Guantanamo Naval Base, Cuba – More than seven years in, the Sept. 11 military commission at Guantanamo Bay has found a judge who could conceivably guide the case into its trial phase. Air Force Col. Shane Cohen, assigned to the case June 3, told the five defense teams and prosecutors on Monday that he expected to be in the assignment for at least two years – and that he did not face mandatory retirement for nine years.
Cohen also said he expected the Department of Defense and the Air Force to recognize the importance of giving all parties “the continuity” they deserve.
“Welcome to the sewer, judge,” James Harrington, the lead defense lawyer for Ramzi bin al Shibh, joked as he concluded his questioning of the judge.
Harrington and the four other lead defense lawyers probed Cohen in a voir dire session for any biases or opinions on pending issues in the case – including whether the U.S. Constitution applies to the proceedings. Cohen merely said that he has “wondered” about that and many other issues raised in the protracted pretrial phase that dates to the May 2012 arraignment. A trial date has not been set.
In numerous instances, Cohen acknowledged he was unfamiliar with much of the massive record and would look to the lawyers to educate him as critical motions approached oral argument.
“I think you will find over time that I am a very independent thinker,” Cohen said.
While the judge gave the defense teams and the prosecution until Wednesday morning to decide whether to make any challenges to his helming of the case, the extra time proved unnecessary. All parties decided on the spot that they would accept Cohen.
Cohen replaces Marine Col. Keith Parrella, the second judge on the case, who presided over his first session last September. At the time, Parrella already had his next assignment for the Marines scheduled; those plans did not change, and Parrella issued his final rulings just weeks ago. Defense teams unsuccessfully sought his disqualification from the case based on his prior service for the Justice Department division that has lawyers assigned to the Sept. 11 case. In fact, a challenge to Parrella handling the case is still pending in the U.S. Court of Appeals for the D.C. Circuit.
Parrella had a significant impact on the course of the litigation in his short stint. His predecessor, Army Col. James Pohl, who presided over the case for six years, prohibited the government from using statements the five defendants made to FBI agents in 2007 after arriving at Guantanamo Bay from CIA black sites.
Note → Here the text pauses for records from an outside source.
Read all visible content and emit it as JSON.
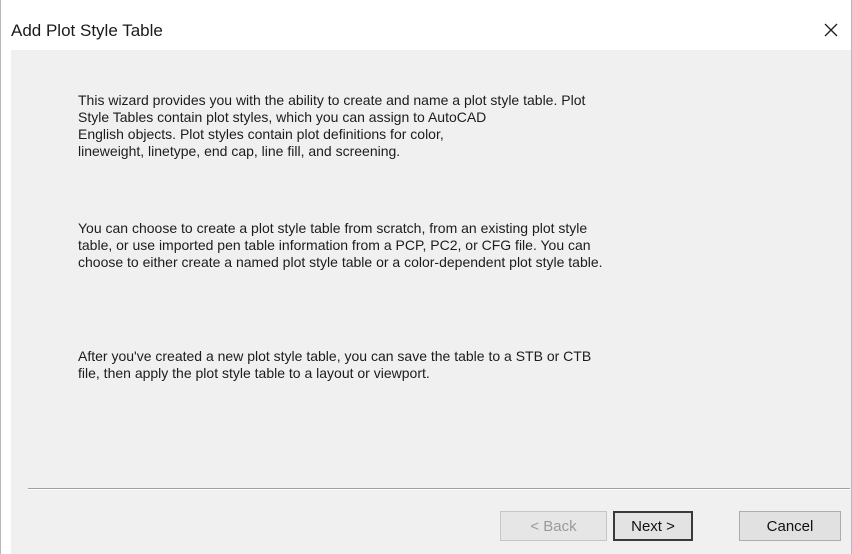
{
  "window": {
    "title": "Add Plot Style Table",
    "close_glyph": "close-icon"
  },
  "content": {
    "paragraph1": [
      "This wizard provides you with the ability to create and name a plot style table. Plot",
      "Style Tables contain plot styles, which you can assign to AutoCAD",
      "English objects. Plot styles contain plot definitions for color,",
      "lineweight, linetype, end cap, line fill, and screening."
    ],
    "paragraph2": [
      "You can choose to create a plot style table from scratch, from an existing plot style",
      "table, or use imported pen table information from a PCP, PC2, or CFG file. You can",
      "choose to either create a named plot style table or a color-dependent plot style table."
    ],
    "paragraph3": [
      "After you've created a new plot style table, you can save the table to a STB or CTB",
      "file, then apply the plot style table to a layout or viewport."
    ]
  },
  "buttons": {
    "back_label": "< Back",
    "back_enabled": false,
    "next_label": "Next >",
    "next_default": true,
    "cancel_label": "Cancel"
  },
  "colors": {
    "content_background": "#f0f0f0",
    "title_background": "#ffffff",
    "disabled_text": "#9a9a9a",
    "text": "#1c1c1c"
  }
}
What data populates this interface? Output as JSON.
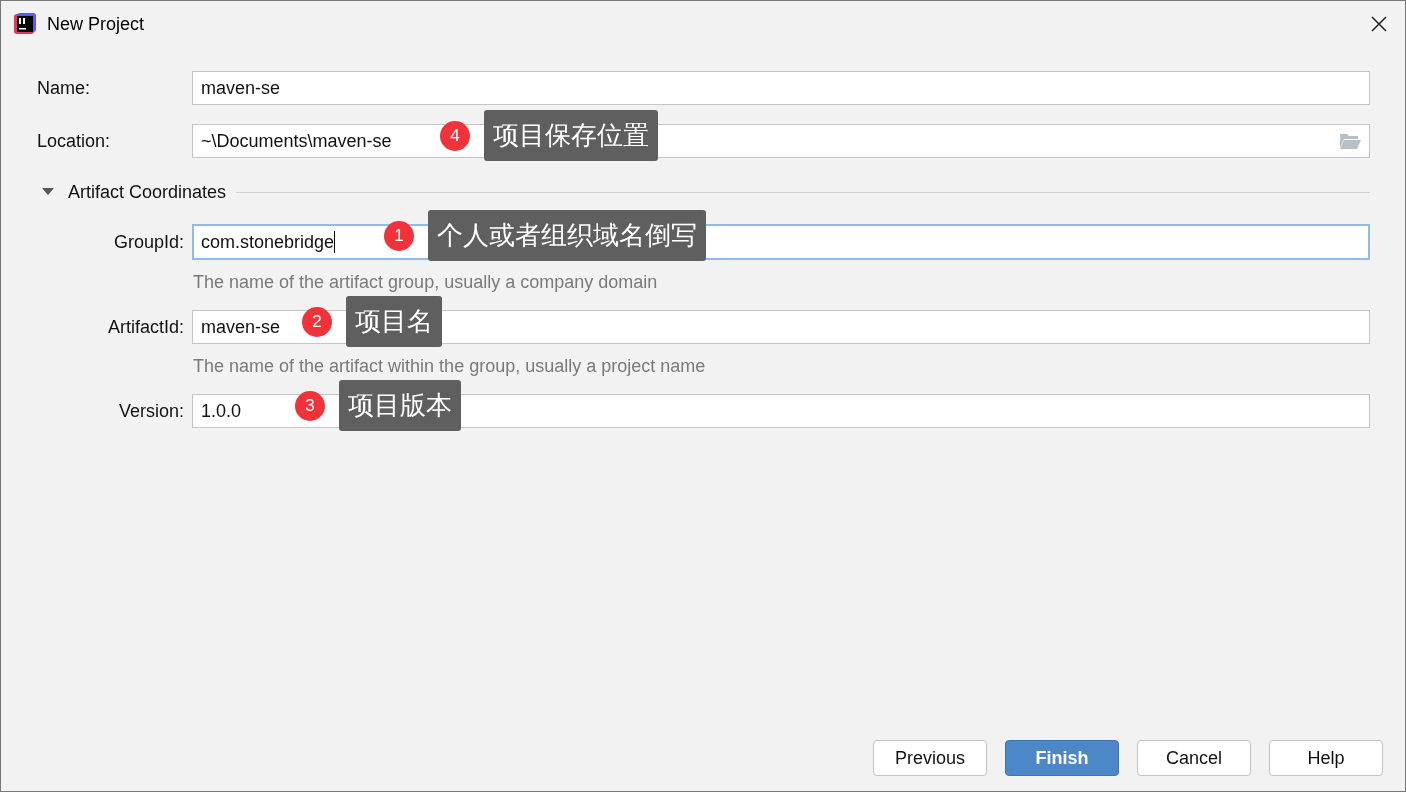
{
  "window": {
    "title": "New Project"
  },
  "fields": [
    {
      "label": "Name:",
      "value": "maven-se",
      "focused": false
    },
    {
      "label": "Location:",
      "value": "~\\Documents\\maven-se",
      "focused": false,
      "browse": true,
      "annotation": {
        "number": "4",
        "text": "项目保存位置"
      }
    }
  ],
  "section": {
    "title": "Artifact Coordinates",
    "expanded": true,
    "fields": [
      {
        "label": "GroupId:",
        "value": "com.stonebridge",
        "focused": true,
        "hint": "The name of the artifact group, usually a company domain",
        "annotation": {
          "number": "1",
          "text": "个人或者组织域名倒写"
        }
      },
      {
        "label": "ArtifactId:",
        "value": "maven-se",
        "focused": false,
        "hint": "The name of the artifact within the group, usually a project name",
        "annotation": {
          "number": "2",
          "text": "项目名"
        }
      },
      {
        "label": "Version:",
        "value": "1.0.0",
        "focused": false,
        "annotation": {
          "number": "3",
          "text": "项目版本"
        }
      }
    ]
  },
  "buttons": [
    {
      "label": "Previous",
      "primary": false
    },
    {
      "label": "Finish",
      "primary": true
    },
    {
      "label": "Cancel",
      "primary": false
    },
    {
      "label": "Help",
      "primary": false
    }
  ]
}
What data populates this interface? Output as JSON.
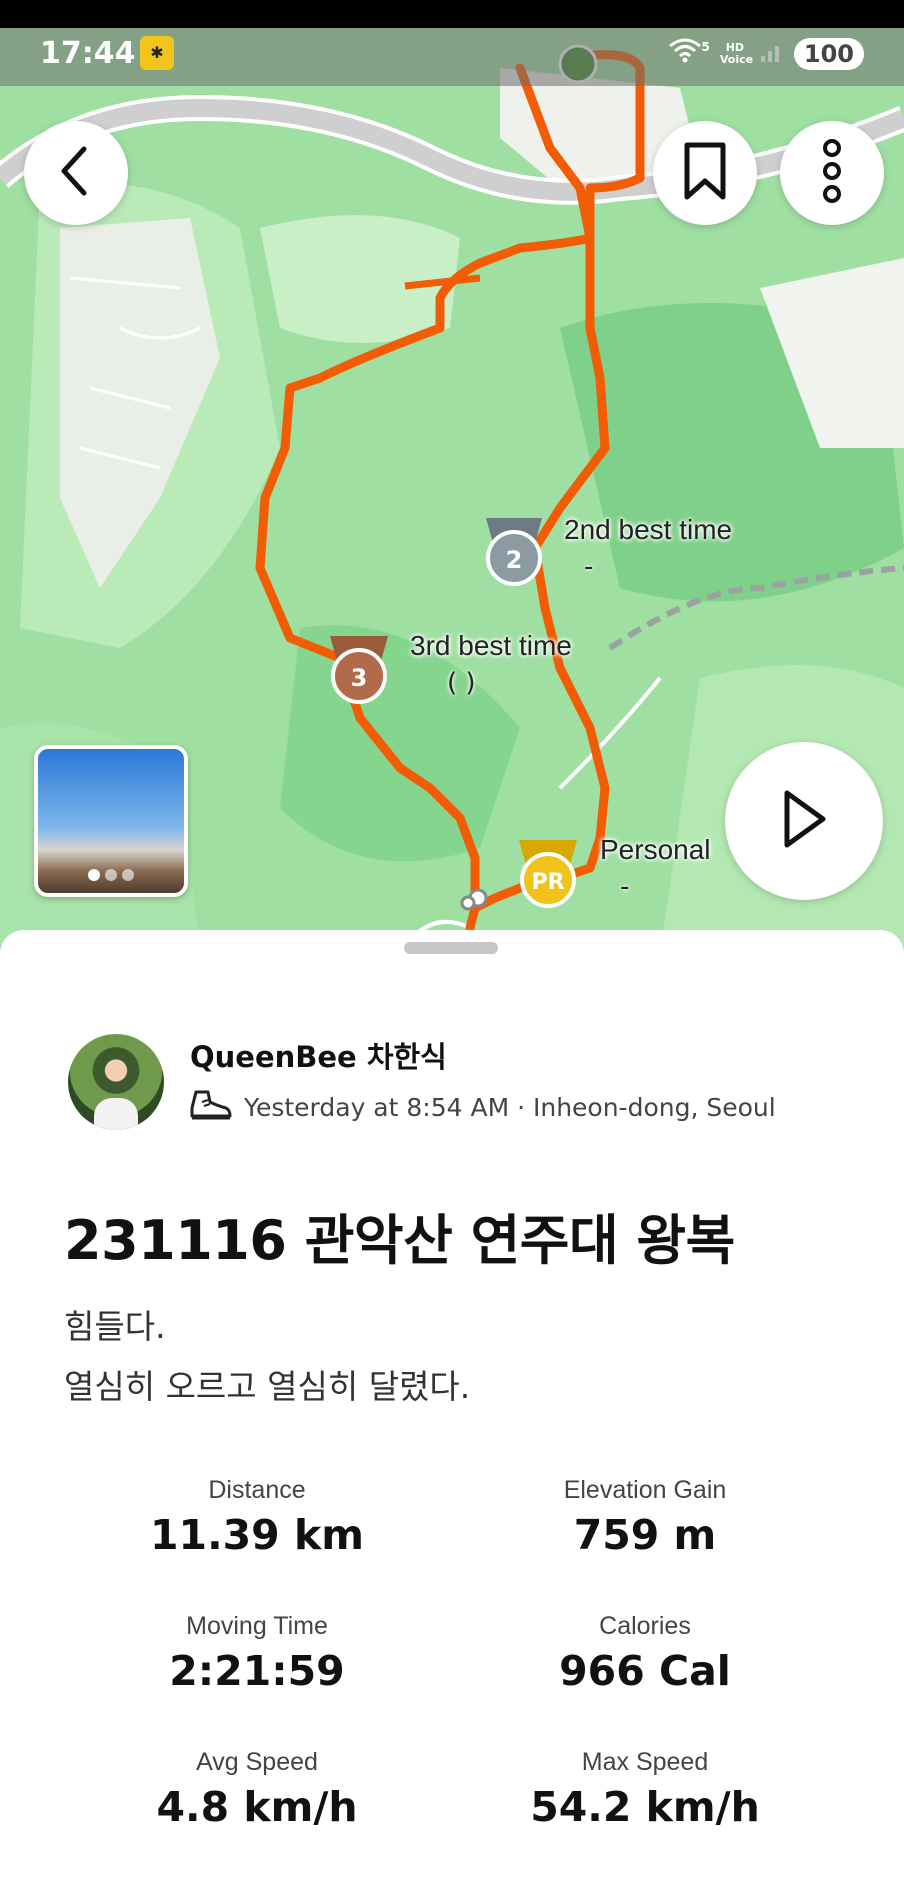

He did so as a sanction against the government for its restrictions on defense teams contacting CIA personnel suspected of participating in abusive interrogations at the black sites.
Parrella decided that Pohl’s ruling had been premature, and reasoned instead that the defense teams should file motions to suppress the FBI statements based on the evidence they had been given. The team for defendant Ammar al Baluchi has moved forward with its motion, and is set to argue with the government this session over which witnesses will testify in a suppression hearing.
But defense motions for Parrella to reconsider his reversal of Pohl are pending and now before Cohen. It’s possible that Cohen could view the issue as Pohl did and preemptively suppress the FBI statements without a full suppression hearing. Such a move would likely lead to an appeal by the prosecution team, which has said that the statements are critical to its case.
Cohen, who has served as both a defense lawyer and prosecutor, is now in his fifth year as a judge. He is currently the Deputy Chief Circuit Military Judge of the Air Force’s Eastern Circuit, and will soon ascend to the role of Chief for the Eastern Circuit. He said his “full attention” will be devoted to the Sept. 11 case. Cohen has never presided over a death penalty case, nor even a multi-defendant case; however, he took a course on capital litigation at National Judicial College earlier this year.
Under questioning by David Nevin, the lead attorney for Khalid Shaikh Mohammad, Cohen said that on the morning of Sept. 11, 2001, he was taking a course for military defense lawyers. He said he felt “shock” over the attacks but did not recall feeling any anger.
Harrington asked him if he felt any pressure to speed up the proceedings, which are now in their 36th pretrial session.
“Zero,” Cohen said.
Later, Cohen acknowledged that he had a “very Jewish” last name but was in fact a Mormon. He received both his undergraduate and law degree from Brigham Young University. He also has an LLM in environmental law from George Washington University Law School.
About the author: John Ryan (firstname.lastname@example.org) is a co-founder and the Editor-in-Chief of Lawdragon Inc., where he oversees all web and magazine content and provides regular coverage of the military commissions at Guantanamo Bay. When he’s not at GTMO, John is based in Brooklyn. He has covered complex legal issues for 20 years and has won multiple awards for his journalism. View our staff page.